*Problem to solve*
Among the entries, which lines carry the string "this"? Copy each of them.

[Items listed in a dataset]
----

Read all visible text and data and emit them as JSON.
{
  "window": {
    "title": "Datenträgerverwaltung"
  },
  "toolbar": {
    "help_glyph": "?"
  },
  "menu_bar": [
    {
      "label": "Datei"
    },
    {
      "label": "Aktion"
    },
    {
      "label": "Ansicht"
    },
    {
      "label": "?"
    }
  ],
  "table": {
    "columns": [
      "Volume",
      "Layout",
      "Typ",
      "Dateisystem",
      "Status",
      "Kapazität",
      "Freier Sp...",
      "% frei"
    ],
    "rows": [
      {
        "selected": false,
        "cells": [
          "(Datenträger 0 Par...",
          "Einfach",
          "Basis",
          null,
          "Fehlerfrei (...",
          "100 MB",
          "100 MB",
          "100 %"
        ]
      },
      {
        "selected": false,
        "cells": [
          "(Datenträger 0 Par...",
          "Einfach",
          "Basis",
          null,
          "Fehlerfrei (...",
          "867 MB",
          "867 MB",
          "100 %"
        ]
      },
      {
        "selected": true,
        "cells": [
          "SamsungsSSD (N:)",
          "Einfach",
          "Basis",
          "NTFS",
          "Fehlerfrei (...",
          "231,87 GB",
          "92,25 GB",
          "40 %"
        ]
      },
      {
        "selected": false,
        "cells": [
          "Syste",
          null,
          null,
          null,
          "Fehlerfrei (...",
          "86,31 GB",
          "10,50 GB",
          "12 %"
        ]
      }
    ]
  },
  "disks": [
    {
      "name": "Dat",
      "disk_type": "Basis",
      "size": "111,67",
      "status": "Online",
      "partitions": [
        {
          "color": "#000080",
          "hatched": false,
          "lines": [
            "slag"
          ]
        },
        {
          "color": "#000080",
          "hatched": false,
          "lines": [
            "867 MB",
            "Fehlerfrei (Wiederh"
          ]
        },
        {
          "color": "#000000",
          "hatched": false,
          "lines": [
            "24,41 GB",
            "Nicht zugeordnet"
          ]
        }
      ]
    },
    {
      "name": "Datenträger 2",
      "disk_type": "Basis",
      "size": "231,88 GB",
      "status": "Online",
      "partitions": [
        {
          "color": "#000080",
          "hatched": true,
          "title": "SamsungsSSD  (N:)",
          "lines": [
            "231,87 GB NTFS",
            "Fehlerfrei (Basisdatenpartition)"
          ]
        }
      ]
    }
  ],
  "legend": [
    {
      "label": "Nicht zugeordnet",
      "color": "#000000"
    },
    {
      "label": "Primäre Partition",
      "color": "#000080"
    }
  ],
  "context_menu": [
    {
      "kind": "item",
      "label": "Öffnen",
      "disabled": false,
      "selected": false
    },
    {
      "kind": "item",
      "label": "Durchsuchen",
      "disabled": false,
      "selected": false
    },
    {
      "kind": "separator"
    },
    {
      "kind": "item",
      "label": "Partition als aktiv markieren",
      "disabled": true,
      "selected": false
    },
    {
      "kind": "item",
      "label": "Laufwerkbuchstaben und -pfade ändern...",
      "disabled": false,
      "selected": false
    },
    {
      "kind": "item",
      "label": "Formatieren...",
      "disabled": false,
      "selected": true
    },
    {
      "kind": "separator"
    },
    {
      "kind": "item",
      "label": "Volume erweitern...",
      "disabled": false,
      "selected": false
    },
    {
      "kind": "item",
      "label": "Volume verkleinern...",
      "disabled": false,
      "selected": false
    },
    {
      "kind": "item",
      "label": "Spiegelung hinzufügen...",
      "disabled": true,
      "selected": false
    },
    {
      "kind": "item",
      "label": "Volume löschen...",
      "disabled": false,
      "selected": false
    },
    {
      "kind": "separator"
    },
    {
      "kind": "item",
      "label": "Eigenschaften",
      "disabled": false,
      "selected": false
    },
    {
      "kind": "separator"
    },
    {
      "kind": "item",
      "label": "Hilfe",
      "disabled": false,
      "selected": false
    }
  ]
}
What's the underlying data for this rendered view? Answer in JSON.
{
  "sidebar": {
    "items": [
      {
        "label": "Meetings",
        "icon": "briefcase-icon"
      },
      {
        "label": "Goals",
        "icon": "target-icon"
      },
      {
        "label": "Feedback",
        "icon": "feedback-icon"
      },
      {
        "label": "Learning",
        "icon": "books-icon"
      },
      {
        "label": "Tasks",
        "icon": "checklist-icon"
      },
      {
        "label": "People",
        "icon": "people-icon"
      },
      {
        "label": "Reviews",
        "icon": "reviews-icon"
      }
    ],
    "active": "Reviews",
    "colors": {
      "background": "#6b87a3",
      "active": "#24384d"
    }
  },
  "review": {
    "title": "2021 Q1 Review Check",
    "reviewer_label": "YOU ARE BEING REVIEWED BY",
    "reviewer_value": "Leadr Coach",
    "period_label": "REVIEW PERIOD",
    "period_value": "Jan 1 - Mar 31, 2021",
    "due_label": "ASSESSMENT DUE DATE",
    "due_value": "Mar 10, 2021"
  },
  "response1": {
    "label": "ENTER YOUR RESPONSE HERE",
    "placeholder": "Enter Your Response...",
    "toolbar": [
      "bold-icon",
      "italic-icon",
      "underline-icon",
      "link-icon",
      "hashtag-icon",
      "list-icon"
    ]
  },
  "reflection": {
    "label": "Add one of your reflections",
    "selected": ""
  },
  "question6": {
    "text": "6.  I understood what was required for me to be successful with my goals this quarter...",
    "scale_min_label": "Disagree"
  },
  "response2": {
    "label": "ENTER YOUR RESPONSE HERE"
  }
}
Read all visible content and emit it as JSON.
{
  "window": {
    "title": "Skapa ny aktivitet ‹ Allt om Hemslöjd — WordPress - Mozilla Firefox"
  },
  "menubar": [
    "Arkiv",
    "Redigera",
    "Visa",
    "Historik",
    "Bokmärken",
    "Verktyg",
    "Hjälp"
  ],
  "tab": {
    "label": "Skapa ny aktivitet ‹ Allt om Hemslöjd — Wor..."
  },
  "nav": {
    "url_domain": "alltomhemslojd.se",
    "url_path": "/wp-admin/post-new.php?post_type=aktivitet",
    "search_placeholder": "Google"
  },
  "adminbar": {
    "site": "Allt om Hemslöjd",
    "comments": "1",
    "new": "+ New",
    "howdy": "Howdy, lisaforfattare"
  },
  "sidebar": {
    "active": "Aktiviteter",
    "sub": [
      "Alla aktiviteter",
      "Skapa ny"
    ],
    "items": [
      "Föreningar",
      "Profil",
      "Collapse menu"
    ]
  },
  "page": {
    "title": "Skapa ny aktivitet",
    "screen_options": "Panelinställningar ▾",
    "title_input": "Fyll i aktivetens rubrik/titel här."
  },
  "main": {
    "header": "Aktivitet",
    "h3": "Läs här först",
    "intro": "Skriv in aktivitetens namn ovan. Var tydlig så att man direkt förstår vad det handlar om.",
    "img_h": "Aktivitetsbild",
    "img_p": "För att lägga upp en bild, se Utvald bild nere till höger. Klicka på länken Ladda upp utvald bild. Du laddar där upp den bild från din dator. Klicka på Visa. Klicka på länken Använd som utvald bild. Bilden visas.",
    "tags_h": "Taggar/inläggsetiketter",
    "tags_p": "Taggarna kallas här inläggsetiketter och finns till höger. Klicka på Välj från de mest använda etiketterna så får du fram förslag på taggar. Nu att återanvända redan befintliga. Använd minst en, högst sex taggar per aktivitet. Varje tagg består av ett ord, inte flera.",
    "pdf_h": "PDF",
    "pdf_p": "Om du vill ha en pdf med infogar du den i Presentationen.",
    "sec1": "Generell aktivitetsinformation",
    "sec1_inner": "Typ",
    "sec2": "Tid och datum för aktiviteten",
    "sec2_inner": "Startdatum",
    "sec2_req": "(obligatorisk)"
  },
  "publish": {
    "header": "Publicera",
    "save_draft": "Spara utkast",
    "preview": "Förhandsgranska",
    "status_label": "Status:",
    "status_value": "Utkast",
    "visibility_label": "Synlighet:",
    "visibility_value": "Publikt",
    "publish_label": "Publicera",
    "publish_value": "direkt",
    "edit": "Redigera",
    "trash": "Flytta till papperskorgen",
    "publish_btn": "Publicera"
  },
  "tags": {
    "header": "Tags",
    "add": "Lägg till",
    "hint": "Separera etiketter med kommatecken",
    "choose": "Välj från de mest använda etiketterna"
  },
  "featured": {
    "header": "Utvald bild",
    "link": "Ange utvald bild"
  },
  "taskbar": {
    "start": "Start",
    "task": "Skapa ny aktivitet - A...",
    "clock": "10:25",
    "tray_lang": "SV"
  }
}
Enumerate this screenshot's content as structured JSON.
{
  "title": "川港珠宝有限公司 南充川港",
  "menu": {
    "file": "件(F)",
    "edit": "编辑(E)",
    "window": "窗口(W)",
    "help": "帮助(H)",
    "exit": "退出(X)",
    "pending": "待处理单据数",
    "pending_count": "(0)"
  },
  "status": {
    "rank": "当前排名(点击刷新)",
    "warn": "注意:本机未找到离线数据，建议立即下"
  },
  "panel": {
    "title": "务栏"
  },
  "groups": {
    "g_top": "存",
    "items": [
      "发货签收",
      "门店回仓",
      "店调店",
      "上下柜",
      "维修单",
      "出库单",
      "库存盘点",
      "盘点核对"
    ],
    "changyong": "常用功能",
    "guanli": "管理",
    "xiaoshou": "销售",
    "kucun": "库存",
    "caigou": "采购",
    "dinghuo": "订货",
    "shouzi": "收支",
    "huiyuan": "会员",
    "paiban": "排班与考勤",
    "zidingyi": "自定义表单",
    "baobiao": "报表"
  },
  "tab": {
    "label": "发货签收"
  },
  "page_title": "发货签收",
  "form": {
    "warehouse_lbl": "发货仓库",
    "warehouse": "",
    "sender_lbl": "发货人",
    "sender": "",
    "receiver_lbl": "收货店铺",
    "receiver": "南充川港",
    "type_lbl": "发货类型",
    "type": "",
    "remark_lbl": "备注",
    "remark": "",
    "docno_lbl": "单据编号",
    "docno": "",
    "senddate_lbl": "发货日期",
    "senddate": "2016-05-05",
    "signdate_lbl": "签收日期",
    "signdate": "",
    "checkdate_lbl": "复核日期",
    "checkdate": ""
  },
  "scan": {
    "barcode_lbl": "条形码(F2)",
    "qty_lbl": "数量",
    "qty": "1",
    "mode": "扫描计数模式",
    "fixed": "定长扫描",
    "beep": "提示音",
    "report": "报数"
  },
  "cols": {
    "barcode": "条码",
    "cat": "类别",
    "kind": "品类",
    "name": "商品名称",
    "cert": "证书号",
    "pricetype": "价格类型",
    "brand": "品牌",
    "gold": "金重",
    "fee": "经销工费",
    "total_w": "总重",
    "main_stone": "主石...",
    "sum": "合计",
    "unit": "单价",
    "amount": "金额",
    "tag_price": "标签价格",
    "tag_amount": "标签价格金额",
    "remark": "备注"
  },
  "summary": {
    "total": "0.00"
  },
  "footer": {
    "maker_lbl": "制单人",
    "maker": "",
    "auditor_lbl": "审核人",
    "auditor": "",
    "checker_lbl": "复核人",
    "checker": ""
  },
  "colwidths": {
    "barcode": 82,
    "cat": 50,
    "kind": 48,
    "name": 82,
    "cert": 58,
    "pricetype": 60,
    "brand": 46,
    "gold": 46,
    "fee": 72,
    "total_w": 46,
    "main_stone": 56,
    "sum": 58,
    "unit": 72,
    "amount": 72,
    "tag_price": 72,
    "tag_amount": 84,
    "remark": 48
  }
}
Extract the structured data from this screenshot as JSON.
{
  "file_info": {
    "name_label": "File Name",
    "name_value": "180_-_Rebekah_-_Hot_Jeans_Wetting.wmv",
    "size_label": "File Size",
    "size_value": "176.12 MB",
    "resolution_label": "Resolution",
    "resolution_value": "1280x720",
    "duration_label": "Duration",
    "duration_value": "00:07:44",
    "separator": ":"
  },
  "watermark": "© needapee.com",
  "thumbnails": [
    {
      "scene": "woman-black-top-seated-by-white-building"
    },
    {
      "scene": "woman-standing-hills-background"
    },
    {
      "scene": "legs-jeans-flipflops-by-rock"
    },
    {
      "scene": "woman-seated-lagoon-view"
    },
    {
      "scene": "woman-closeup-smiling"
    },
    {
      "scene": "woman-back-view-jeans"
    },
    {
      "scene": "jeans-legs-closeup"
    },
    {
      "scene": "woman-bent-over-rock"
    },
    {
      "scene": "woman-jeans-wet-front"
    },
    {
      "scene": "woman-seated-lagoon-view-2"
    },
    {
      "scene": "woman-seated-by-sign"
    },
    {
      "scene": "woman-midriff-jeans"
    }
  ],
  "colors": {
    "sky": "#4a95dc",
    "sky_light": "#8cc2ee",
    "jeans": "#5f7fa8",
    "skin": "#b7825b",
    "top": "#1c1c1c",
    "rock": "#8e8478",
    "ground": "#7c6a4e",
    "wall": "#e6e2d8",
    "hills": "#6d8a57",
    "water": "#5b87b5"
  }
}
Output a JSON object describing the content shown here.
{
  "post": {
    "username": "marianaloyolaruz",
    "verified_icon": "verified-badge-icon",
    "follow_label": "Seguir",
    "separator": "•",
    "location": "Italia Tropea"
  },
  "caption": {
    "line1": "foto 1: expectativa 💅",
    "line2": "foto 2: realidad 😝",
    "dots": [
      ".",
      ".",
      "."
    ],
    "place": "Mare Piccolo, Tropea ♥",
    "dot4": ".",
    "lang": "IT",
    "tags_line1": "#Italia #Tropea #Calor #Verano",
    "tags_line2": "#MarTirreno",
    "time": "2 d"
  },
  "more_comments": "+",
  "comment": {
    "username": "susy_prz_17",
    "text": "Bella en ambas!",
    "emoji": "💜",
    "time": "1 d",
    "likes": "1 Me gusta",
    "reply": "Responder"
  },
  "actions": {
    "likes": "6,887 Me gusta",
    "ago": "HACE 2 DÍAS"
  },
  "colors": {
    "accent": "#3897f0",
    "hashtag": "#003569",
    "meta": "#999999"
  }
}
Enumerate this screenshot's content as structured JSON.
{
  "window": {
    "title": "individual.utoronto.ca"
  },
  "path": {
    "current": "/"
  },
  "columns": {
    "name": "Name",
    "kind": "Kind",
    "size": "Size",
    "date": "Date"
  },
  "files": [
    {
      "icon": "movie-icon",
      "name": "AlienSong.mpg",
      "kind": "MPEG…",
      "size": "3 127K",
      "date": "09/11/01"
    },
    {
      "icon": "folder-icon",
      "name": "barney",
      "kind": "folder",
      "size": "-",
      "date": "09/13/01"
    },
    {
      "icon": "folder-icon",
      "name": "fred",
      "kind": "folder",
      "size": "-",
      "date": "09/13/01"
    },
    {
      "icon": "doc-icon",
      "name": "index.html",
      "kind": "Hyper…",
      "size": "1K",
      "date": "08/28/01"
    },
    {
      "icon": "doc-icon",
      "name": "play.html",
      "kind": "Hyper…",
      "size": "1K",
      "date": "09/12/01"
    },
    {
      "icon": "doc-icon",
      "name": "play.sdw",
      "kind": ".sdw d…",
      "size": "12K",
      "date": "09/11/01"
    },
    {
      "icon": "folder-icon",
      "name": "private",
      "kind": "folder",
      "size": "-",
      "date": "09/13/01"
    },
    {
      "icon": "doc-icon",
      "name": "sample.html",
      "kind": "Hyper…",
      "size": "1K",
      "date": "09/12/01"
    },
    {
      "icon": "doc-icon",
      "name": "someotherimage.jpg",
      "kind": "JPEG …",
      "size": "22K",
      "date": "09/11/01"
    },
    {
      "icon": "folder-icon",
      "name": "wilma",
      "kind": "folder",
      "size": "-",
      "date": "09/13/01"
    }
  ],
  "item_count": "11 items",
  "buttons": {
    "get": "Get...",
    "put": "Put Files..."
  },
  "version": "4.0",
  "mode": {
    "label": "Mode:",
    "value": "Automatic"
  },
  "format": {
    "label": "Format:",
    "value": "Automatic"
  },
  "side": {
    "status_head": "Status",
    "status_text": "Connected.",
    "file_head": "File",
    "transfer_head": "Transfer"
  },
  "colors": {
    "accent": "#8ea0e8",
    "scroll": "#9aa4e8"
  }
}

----

*Solution to the problem*
What's the underlying data for this rendered view? Answer in JSON.
    "text": "6.  I understood what was required for me to be successful with my goals this quarter...",
Enumerate this screenshot's content as structured JSON.
Extract the structured data from this screenshot as JSON.
Enumerate this screenshot's content as structured JSON.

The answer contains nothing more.